(ABOUT THIS EXERCISE)
Report every line of the entries that contains the word "tháng".
··· DATA FOR REVIEW
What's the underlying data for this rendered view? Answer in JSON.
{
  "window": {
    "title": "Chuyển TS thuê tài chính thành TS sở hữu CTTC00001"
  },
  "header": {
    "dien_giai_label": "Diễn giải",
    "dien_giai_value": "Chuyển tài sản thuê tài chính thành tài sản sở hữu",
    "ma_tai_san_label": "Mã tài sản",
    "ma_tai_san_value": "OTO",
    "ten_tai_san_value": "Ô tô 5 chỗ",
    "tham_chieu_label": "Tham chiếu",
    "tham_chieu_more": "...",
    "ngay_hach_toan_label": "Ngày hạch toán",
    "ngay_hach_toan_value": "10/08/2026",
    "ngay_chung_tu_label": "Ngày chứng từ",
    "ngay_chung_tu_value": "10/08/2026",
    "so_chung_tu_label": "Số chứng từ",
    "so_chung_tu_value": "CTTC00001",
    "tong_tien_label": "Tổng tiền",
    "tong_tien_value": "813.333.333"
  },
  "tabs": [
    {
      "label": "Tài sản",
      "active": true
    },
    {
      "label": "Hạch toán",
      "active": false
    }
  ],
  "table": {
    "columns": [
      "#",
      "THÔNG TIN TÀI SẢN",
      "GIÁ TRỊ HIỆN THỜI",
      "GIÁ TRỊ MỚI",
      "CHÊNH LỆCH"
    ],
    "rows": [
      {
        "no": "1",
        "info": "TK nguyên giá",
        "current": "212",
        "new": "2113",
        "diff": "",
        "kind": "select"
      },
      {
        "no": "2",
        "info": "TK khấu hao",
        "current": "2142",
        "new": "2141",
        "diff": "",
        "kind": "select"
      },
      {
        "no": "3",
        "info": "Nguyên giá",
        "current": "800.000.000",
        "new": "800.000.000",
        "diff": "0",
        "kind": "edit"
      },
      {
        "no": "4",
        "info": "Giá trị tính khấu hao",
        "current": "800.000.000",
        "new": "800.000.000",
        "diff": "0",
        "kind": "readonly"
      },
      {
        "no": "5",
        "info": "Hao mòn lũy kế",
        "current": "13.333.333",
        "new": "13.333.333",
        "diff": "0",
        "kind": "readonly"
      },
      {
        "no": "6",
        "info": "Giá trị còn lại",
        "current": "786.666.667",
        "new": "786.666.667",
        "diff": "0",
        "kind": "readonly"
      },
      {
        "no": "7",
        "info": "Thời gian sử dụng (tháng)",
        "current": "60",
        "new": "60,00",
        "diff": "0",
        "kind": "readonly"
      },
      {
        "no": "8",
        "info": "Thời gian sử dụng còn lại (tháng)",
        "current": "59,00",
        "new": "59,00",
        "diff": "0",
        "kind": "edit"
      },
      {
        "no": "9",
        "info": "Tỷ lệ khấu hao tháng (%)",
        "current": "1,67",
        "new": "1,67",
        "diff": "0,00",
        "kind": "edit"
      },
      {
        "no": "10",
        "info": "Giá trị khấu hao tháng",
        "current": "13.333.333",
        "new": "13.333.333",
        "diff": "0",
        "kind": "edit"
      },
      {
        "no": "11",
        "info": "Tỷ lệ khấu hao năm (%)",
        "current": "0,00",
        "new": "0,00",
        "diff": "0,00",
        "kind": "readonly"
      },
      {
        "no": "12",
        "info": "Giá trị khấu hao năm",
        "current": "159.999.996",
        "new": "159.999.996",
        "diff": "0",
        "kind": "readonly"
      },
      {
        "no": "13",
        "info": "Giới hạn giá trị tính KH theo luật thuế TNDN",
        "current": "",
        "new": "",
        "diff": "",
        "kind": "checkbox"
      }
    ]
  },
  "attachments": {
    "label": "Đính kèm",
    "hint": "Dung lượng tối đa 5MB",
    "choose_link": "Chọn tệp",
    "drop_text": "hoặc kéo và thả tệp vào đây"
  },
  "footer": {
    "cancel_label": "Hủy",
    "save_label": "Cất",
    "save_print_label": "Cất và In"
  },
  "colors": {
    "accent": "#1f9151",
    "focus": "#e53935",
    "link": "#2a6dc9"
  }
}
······
(COMPLETED EXERCISE)
        "info": "Thời gian sử dụng (tháng)",
        "info": "Thời gian sử dụng còn lại (tháng)",
        "info": "Tỷ lệ khấu hao tháng (%)",
        "info": "Giá trị khấu hao tháng",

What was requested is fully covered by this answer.